Last year was one of positive momentum for U.S. state economies and incomes, keeping along the upward path of national GDP and personal income figures over the recovery from the Great Recession. Prosperity is not spread evenly across the nation, with some states making strong strides in both economic activity and incomes, some lagging in both measures, and others showing strong performances in one but not the other. There are interesting relationships between the overall economy represented by GDP and personal incomes; growth for one does not necessarily translate to growth for both metrics.
Gross Domestic Product
The U.S. Bureau of Economic Analysis (BEA) has released its State Gross Domestic Product growth figures for 2017, and the news is mostly positive. The District of Columbia and 47 states all experienced positive growth. However, only six states met or surpassed a 3% GDP growth rate, and each of those states are in the far western part of the United States; Washington State led all states with 4.4% growth, followed by Colorado (3.6%), Nevada (3.5%), Arizona (3.2%), Utah (3.1%), and California (3.0%). Washington’s strong growth was driven by the retail and information sectors; the second and third largest private employers in the state represent information (Microsoft, 43k employees) and retail (Amazon, 25k employees).
The map above represents the higher economic growth trends in the west and southwest, as Idaho, Texas, and Oregon all additionally experienced growth of 2.5% or higher.

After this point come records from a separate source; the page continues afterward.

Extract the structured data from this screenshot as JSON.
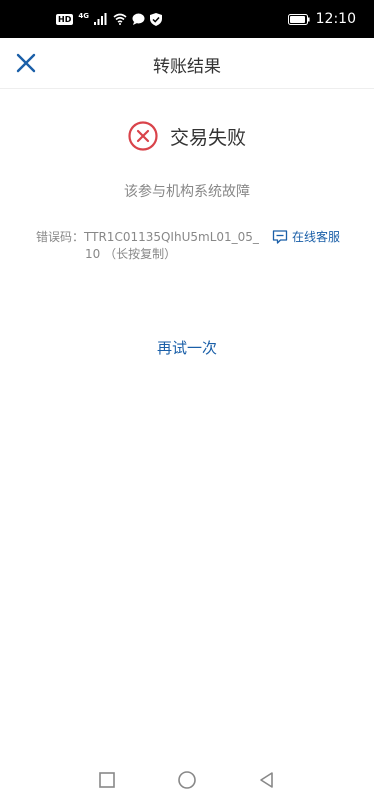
{
  "status_bar": {
    "hd_badge": "HD",
    "network": "4G",
    "time": "12:10",
    "icons": [
      "signal-icon",
      "wifi-icon",
      "message-icon",
      "shield-icon",
      "battery-icon"
    ]
  },
  "header": {
    "title": "转账结果",
    "close_icon": "close-icon"
  },
  "result": {
    "status_text": "交易失败",
    "status_icon": "fail-icon",
    "reason": "该参与机构系统故障"
  },
  "error": {
    "label": "错误码：",
    "code_line1": "TTR1C01135QIhU5mL01_05_",
    "code_line2": "10 （长按复制）"
  },
  "service": {
    "label": "在线客服",
    "icon": "chat-icon"
  },
  "actions": {
    "retry_label": "再试一次"
  },
  "nav_bar": {
    "icons": [
      "recent-apps-icon",
      "home-icon",
      "back-icon"
    ]
  },
  "colors": {
    "accent": "#1a5fa8",
    "error": "#d9434a",
    "text_primary": "#333333",
    "text_secondary": "#888888"
  }
}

Georgia, West Virginia, Massachusetts, and Tennessee also experienced growth above this benchmark, and generally, the southern eastern-seaboard states grew faster than their northern counterparts and much of the interior. Only three states had shrinking economies last year, each barely so; Connecticut (-0.2%), Louisiana (-0.2%), and Kansas (-0.1%).
MuniNet reported on the BEA’s state personal income changes earlier this spring, but it is worth revisiting for a comparison to overall economic growth. State personal incomes grew considerably faster than the overall economy as represented by GDP in 2017; the median state growth rate for GDP was 1.5%, while the median rate for personal income was 3.0%. Personal income growth shows the same geographic pattern as GDP growth, with far western states turning in the best performances, followed by the region along the southern eastern-seaboard. Washington State again led all states with 4.8% growth, and only North Dakota (-0.3%) experienced personal income decline.
Income Outpaces Economic Growth
The chart below plots the growth pattern of personal income for each state relative to GDP growth. A positive correlation exists between the two, which is what we would expect, as a component of GDP includes personal consumption spending, which generally increases with income. Two more interesting aspects stand out: first, there is a general pattern of income growth for a given state being higher than that state’s GDP growth, although there are exceptions; second, the correlation between personal income growth and GDP growth becomes stronger the higher the rate of GDP growth. The 13 states that had GDP growth of 1.0% or less have a seemingly random pattern of personal income growth, while the six states that had GDP growth of 3.0% or higher fit into nearly a linear pattern.
What is clear is that the residents of states can achieve gains in personal income, or the income received from laborers in production, from owning a home or business, from the ownership of financial assets, and from government and business in the form of transfers, despite lagging performance in the overall economy, but a strong economy certainly helps.
Readers can find data on unemployment and labor force trends in all 50 states as well as all U.S. metropolitan areas in MuniNet Guide’s Employment Database, as well as employment growth by industry and occupational wage scale data, on our Job Market page. Job seekers can use this information to better search our Job Listings section.
by Jeffrey L Garceau, Research Coordinator for MuniNet Guide